I’m not trying to toot my own horn or anything, but I have some pretty incredible friends.
There’s the branding and marketing expert, Maya J. There’s Brooke, the genius of knowing how to get guaranteed call backs for job interviews. Barbara has her own public relations company. Bianca has her own nail business. The crazy thing is that they’re not even half the amount of brilliant people that I have in my personal network.
Last week I called up one of my friends about 5 different times. I picked her brain about how to perfect a document I was working on. This weekend I helped the same friend with a website. We traded our skills and talents. We learned from each other.
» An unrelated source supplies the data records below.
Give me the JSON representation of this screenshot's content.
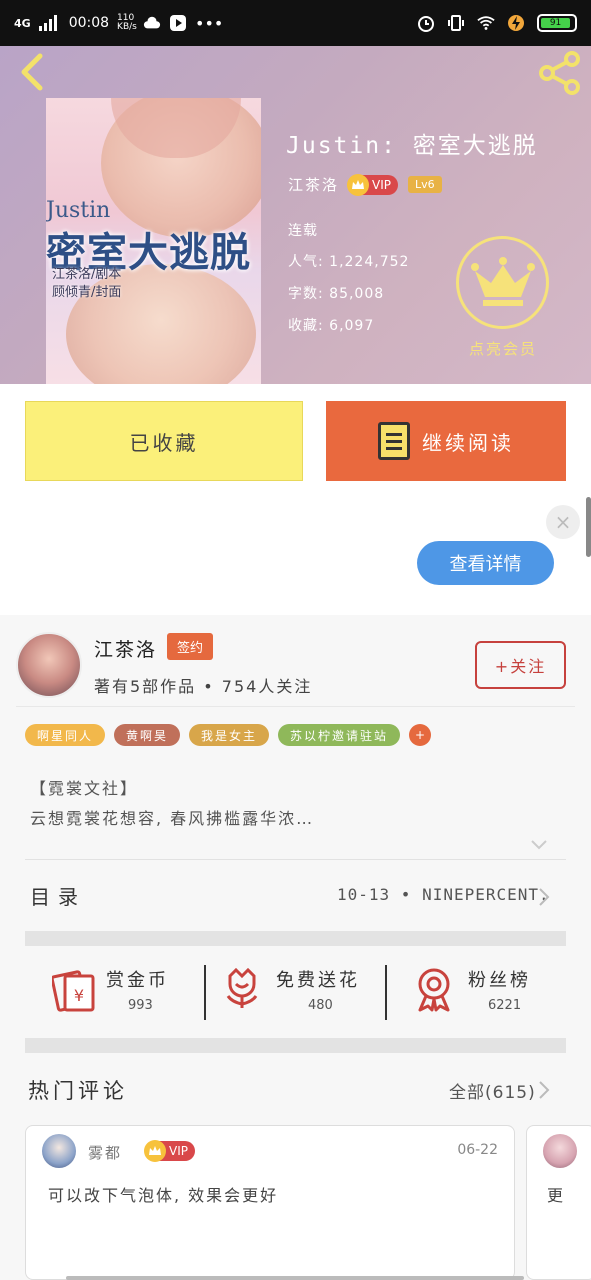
{
  "status_bar": {
    "network": "4G",
    "time": "00:08",
    "speed": "110\nKB/s",
    "battery": "91"
  },
  "book": {
    "title": "Justin: 密室大逃脱",
    "author": "江茶洛",
    "vip": "VIP",
    "level": "Lv6",
    "status": "连载",
    "popularity": "人气: 1,224,752",
    "words": "字数: 85,008",
    "favorites": "收藏: 6,097",
    "light_vip": "点亮会员",
    "cover": {
      "title_en": "Justin",
      "title_cn": "密室大逃脱",
      "credit_script": "江茶洛/剧本",
      "credit_cover": "顾倾青/封面"
    }
  },
  "actions": {
    "favorited": "已收藏",
    "continue_reading": "继续阅读"
  },
  "ad": {
    "close": "×",
    "view_details": "查看详情"
  },
  "author": {
    "name": "江茶洛",
    "badge": "签约",
    "summary": "著有5部作品 • 754人关注",
    "follow": "+关注",
    "tags": [
      "啊星同人",
      "黄啊昊",
      "我是女主",
      "苏以柠邀请驻站"
    ],
    "tag_more": "+",
    "tag_colors": [
      "#f2b84b",
      "#c0705a",
      "#d8a64a",
      "#8fb85a"
    ],
    "intro_line1": "【霓裳文社】",
    "intro_line2": "云想霓裳花想容, 春风拂槛露华浓…"
  },
  "toc": {
    "label": "目录",
    "latest": "10-13 • NINEPERCENT."
  },
  "stats": [
    {
      "label": "赏金币",
      "value": "993",
      "icon": "red-envelope-icon"
    },
    {
      "label": "免费送花",
      "value": "480",
      "icon": "flower-icon"
    },
    {
      "label": "粉丝榜",
      "value": "6221",
      "icon": "medal-icon"
    }
  ],
  "comments": {
    "title": "热门评论",
    "all": "全部(615)",
    "items": [
      {
        "user": "雾都",
        "vip": "VIP",
        "date": "06-22",
        "text": "可以改下气泡体, 效果会更好"
      },
      {
        "text": "更"
      }
    ]
  },
  "colors": {
    "accent": "#e9693e",
    "fav_button": "#fbf07a",
    "ad_button": "#4e97e6",
    "follow": "#c6413d"
  }
}
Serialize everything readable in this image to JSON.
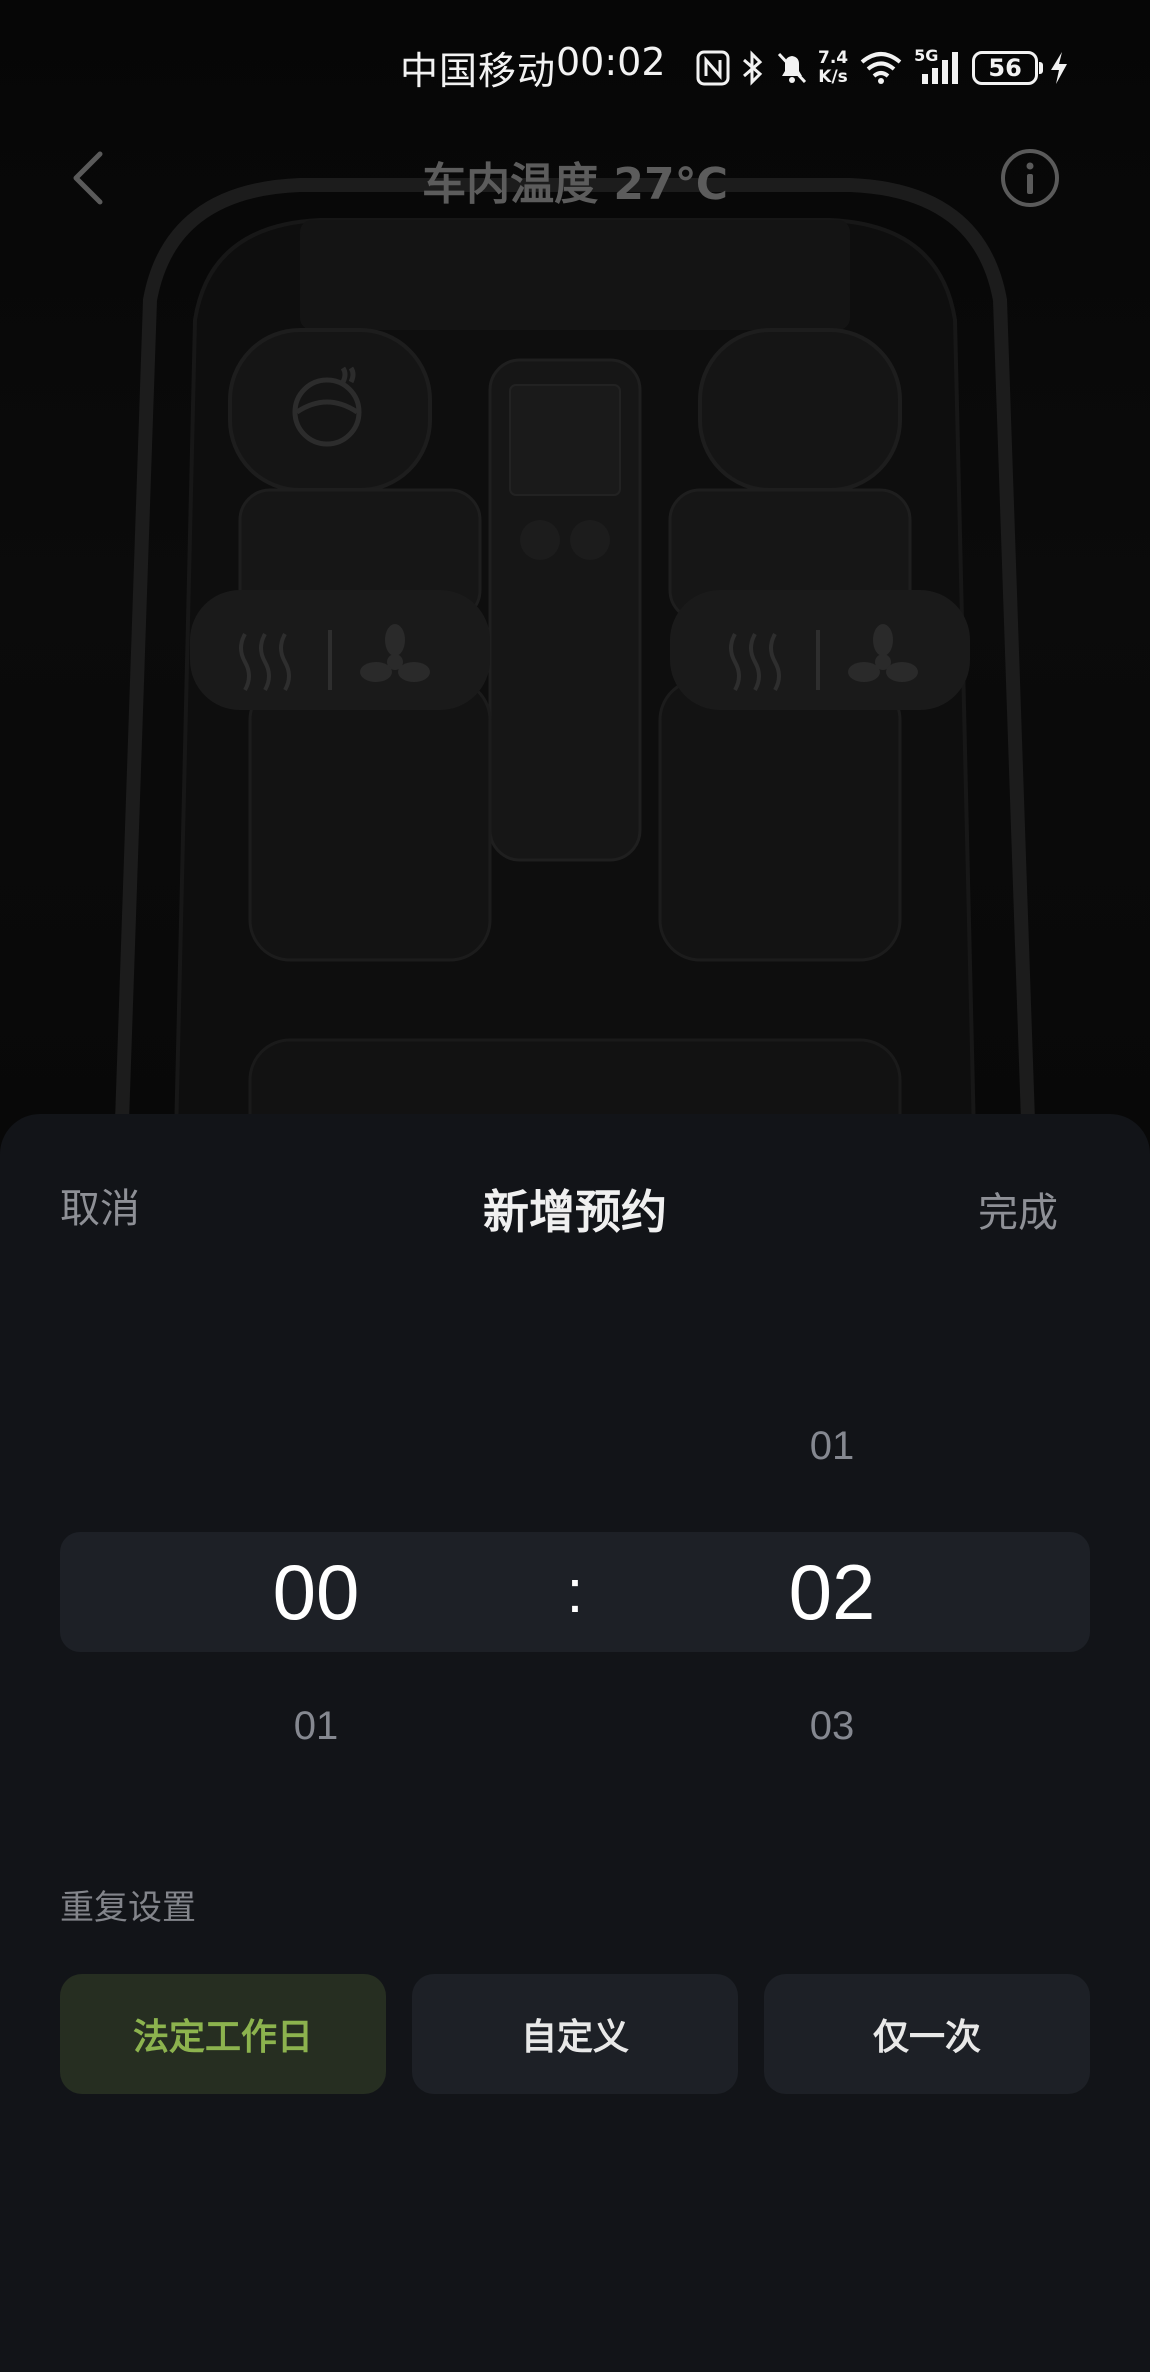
{
  "status_bar": {
    "carrier": "中国移动",
    "time": "00:02",
    "net_speed_value": "7.4",
    "net_speed_unit": "K/s",
    "signal_type": "5G",
    "battery_level": "56",
    "icons": [
      "nfc-icon",
      "bluetooth-icon",
      "mute-bell-icon",
      "net-speed-indicator",
      "wifi-icon",
      "cell-signal-icon",
      "battery-icon",
      "charging-bolt-icon"
    ]
  },
  "nav": {
    "title": "车内温度 27℃",
    "back_icon": "chevron-left-icon",
    "info_icon": "info-circle-icon"
  },
  "sheet": {
    "cancel_label": "取消",
    "title": "新增预约",
    "done_label": "完成"
  },
  "time_picker": {
    "hour": {
      "prev": "",
      "selected": "00",
      "next": "01"
    },
    "separator": ":",
    "minute": {
      "prev": "01",
      "selected": "02",
      "next": "03"
    }
  },
  "repeat": {
    "label": "重复设置",
    "options": [
      {
        "label": "法定工作日",
        "selected": true
      },
      {
        "label": "自定义",
        "selected": false
      },
      {
        "label": "仅一次",
        "selected": false
      }
    ]
  },
  "colors": {
    "sheet_bg": "#121418",
    "band_bg": "#1d2026",
    "accent_green": "#8cb34e",
    "active_bg": "#262e21",
    "muted_text": "#8e9096"
  }
}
I know we each have our own professional network, but a lot of times we forget to take a good hard look at what our own personal networks have to offer us. So ask yourself: Who are the people in your personal life you’d like to like to learn from?
Networking is a strategy. Treat it like one.
Introducing yourself and exchanging business cards won’t always give you the desired outcome that you’re looking for. It’s important to establish your plan of networking before attending an event. Never just assume networking for every event is the same.
I love networking; so many opportunities come out of meeting new people! Anytime I’m getting ready to head to an event that I know has the opportunity for some great networking, I always keep three things in mind:
1. Always network with a purpose.
What’s your reason for wanting to network? Is it that you’re hoping for a job offer? Maybe an internship offer? Did you just move into a new area and are looking for things to do and people to hang out with? Are you looking for people in your field of interest to perhaps give you recommendations one day? Once you determine the purpose of your networking you’ll be able to craft a networking plan to help you achieve your goal.
2. Research THEN network.
What type of event is it that you’re going to? Who’s going to be there? What type of career do the people attending have? Is the topic of discussion something you have experience or an interest in? Once you know background information about the event and the people who are attending you’ll be able to prescript conversation topics, look up related current events, bring hard copy information, and know in advance what information you want to share.
3. Make sure your net-worth is actually worth networking.
There’s so much more to networking than who you know and who knows you. It’s more important what people know about you. From past experiences, I refuse to vouch for people unless I know about their work ethics, and I know a lot people who follow the same guideline. It’s great if a lot of people know you, but if the information they know about you isn’t good it’s irrelevant. Always work hard. Don’t just work hard when you think it benefits you. Whether it be a job, internship, school organization, committee, or even your online presence, make sure the information that you’re outputting about yourself is worth knowing.
The next time you know of a networking opportunity approaching, try these three tips. They have definitely come in handy for me!